ASSIGNED TASK: Copy, from the data below, every line that has "time" in it.

Recorded data
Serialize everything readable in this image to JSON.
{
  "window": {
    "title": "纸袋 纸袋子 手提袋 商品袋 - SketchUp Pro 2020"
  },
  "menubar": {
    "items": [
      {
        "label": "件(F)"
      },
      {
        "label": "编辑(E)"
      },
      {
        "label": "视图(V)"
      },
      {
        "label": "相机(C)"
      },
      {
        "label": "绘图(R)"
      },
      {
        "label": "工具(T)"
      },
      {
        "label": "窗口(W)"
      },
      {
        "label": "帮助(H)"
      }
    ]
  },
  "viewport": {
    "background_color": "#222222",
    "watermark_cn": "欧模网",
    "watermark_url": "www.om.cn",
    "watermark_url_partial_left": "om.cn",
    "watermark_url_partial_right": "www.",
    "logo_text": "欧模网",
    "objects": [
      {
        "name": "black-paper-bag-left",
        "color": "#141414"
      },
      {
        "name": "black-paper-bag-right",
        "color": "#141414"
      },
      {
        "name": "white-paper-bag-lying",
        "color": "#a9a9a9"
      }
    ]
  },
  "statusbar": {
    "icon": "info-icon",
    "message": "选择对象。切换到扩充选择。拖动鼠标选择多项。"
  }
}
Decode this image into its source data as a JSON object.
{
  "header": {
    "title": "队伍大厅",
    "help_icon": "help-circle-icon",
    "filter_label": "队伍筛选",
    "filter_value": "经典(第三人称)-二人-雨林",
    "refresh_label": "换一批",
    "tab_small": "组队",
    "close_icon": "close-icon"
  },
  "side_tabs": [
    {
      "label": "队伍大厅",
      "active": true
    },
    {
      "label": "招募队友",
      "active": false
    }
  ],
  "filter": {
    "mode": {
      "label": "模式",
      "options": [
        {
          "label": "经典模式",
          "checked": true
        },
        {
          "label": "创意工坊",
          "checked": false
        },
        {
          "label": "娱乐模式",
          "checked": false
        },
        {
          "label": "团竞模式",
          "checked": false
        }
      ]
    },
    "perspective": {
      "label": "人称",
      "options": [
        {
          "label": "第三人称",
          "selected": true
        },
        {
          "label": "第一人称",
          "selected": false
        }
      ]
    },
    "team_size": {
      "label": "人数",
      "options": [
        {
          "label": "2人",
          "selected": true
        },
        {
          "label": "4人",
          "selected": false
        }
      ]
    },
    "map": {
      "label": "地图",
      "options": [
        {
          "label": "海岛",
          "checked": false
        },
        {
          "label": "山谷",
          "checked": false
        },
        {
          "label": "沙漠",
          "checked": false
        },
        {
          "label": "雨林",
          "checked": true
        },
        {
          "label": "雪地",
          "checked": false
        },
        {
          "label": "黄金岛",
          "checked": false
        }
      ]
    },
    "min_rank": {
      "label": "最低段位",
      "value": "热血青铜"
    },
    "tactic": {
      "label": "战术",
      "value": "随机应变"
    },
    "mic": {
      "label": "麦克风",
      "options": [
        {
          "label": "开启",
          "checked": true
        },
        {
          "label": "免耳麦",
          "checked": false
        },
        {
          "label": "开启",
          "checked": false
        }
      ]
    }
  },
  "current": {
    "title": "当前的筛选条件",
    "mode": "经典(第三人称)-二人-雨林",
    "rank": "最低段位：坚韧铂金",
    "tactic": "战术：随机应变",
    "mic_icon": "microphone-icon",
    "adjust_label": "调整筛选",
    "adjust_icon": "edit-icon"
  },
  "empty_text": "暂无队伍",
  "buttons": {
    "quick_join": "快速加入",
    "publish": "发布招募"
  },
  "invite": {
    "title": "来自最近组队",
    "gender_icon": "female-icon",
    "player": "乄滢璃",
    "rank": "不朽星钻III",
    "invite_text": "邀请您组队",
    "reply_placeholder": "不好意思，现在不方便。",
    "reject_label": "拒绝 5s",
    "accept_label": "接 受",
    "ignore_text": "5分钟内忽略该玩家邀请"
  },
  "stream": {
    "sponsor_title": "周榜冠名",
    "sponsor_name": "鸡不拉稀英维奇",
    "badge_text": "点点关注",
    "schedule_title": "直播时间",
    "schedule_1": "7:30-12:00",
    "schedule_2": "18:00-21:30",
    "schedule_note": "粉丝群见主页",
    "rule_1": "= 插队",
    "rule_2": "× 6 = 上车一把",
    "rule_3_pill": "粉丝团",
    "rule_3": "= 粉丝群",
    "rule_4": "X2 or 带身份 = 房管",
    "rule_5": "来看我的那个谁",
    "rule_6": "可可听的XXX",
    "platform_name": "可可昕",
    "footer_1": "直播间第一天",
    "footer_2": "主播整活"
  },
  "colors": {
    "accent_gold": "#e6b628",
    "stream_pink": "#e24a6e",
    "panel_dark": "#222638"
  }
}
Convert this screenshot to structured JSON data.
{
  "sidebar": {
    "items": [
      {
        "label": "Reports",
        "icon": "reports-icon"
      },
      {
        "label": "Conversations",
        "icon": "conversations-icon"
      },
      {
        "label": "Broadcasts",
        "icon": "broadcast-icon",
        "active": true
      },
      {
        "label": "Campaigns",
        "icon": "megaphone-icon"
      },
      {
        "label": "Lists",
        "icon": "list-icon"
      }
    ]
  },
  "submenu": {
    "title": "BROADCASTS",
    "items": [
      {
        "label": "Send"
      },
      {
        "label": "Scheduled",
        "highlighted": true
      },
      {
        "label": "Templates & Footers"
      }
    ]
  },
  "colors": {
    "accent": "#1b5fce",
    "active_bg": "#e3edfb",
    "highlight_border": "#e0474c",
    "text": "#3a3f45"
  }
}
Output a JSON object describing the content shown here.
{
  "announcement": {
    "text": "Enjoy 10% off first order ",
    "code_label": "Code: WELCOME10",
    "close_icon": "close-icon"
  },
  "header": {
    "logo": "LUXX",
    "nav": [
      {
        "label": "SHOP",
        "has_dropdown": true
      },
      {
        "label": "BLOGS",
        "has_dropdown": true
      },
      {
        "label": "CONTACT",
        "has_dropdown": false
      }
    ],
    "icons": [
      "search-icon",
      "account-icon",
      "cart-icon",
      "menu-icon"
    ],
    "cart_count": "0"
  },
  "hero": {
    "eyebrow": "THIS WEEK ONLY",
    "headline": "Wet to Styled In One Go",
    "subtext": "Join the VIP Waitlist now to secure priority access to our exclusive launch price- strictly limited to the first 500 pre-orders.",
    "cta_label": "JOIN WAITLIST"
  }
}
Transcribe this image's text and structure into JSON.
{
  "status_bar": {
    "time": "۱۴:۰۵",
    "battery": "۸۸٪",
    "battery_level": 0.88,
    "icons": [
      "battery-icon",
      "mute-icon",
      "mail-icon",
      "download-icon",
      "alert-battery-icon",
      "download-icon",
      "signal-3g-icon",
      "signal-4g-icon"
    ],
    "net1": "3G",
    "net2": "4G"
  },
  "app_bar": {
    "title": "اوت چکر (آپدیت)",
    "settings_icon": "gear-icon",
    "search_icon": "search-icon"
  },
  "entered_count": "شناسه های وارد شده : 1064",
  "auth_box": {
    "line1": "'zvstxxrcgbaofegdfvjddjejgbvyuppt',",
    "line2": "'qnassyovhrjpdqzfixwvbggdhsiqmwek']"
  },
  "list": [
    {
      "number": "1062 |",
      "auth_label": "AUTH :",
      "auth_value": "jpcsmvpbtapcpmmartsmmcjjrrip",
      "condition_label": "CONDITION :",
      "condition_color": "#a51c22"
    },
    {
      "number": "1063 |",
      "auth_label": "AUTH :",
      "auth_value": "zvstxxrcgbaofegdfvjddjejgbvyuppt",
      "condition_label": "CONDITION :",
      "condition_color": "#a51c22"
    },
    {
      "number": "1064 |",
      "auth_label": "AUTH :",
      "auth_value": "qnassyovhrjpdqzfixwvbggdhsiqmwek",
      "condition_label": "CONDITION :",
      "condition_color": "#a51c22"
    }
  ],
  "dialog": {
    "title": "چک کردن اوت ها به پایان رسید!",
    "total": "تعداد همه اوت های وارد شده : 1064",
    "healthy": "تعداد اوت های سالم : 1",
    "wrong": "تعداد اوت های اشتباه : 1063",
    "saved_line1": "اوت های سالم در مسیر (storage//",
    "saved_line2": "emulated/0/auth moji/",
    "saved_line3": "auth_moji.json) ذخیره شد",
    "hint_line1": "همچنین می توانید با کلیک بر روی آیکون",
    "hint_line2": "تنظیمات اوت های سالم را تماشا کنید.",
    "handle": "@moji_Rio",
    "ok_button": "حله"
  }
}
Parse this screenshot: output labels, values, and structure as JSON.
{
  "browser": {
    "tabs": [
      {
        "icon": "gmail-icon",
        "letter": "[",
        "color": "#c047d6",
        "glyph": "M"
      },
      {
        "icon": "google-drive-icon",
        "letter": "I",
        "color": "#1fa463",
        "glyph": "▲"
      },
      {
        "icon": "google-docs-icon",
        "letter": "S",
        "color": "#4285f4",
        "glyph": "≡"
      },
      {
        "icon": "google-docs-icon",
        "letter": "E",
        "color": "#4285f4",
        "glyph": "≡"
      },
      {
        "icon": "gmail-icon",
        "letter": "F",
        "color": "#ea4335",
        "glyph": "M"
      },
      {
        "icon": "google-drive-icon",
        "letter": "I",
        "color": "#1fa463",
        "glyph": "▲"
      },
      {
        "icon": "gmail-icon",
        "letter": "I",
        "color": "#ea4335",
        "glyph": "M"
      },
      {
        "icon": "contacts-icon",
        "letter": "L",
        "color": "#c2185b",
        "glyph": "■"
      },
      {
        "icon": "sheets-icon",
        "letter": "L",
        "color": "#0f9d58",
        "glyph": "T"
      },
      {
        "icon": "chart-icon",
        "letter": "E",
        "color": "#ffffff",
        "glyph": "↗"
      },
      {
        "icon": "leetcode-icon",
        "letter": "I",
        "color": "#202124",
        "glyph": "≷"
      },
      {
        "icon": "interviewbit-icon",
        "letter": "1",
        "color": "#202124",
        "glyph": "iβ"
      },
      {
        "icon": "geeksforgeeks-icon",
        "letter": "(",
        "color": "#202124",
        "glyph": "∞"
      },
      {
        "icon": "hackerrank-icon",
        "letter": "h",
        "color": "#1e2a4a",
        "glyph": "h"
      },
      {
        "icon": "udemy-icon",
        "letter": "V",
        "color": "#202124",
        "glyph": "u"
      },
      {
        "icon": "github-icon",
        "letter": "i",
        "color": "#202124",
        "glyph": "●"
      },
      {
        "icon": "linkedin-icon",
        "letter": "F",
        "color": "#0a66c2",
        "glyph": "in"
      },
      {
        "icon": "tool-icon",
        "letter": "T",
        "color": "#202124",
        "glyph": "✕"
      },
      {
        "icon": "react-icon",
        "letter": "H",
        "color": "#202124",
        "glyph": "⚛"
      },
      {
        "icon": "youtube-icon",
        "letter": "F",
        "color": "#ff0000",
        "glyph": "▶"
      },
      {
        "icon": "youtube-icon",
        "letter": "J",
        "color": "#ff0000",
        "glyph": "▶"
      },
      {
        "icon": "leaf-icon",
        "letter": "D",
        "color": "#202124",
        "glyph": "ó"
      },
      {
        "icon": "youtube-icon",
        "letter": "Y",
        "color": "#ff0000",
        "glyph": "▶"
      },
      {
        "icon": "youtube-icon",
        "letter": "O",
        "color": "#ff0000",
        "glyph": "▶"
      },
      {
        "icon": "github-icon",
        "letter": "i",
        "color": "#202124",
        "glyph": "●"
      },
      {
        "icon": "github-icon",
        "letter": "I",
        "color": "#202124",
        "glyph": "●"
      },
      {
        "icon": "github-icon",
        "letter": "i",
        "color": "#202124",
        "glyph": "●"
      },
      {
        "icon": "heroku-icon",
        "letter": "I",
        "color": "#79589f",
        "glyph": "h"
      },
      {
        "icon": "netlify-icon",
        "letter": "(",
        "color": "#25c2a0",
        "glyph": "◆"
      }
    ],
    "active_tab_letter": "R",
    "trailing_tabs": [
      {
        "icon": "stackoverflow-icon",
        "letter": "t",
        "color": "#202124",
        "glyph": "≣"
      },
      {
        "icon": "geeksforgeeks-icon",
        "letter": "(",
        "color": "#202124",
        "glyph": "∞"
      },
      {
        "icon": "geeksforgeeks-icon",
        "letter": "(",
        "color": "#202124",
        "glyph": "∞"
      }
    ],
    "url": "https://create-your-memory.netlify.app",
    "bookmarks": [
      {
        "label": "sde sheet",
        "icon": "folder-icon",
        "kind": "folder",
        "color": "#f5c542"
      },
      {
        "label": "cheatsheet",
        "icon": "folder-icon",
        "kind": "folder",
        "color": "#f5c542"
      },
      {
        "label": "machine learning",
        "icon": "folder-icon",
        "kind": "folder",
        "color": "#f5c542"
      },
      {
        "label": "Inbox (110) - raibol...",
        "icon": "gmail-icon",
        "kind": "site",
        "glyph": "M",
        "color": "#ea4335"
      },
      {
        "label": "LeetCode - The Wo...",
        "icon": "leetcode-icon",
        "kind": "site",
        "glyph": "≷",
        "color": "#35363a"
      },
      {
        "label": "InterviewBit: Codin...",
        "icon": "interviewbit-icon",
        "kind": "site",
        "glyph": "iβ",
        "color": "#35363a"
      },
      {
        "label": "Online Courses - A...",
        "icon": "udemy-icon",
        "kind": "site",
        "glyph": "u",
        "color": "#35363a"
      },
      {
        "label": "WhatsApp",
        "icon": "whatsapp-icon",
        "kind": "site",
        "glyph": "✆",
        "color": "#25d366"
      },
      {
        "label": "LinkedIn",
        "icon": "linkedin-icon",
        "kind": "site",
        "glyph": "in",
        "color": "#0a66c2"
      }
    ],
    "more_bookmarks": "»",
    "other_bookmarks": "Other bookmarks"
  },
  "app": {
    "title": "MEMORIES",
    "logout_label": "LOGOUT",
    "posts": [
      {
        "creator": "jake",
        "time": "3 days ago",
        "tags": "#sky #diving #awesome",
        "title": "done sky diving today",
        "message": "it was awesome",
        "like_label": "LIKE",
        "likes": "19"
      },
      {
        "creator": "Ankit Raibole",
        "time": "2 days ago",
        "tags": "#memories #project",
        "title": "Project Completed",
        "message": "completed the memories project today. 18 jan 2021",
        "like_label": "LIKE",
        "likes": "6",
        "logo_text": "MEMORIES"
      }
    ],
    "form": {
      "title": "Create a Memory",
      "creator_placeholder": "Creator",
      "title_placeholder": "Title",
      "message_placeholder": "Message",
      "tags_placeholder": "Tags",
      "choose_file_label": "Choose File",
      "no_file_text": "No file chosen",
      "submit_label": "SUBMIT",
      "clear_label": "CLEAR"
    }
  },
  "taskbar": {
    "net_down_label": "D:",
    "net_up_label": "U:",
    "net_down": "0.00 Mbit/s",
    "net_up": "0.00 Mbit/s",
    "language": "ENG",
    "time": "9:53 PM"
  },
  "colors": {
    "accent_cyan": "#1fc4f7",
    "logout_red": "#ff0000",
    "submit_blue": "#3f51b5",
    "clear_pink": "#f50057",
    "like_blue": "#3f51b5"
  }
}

WRITTEN ANSWER:
    "time": "۱۴:۰۵",
        "time": "3 days ago",
        "time": "2 days ago",
    "time": "9:53 PM"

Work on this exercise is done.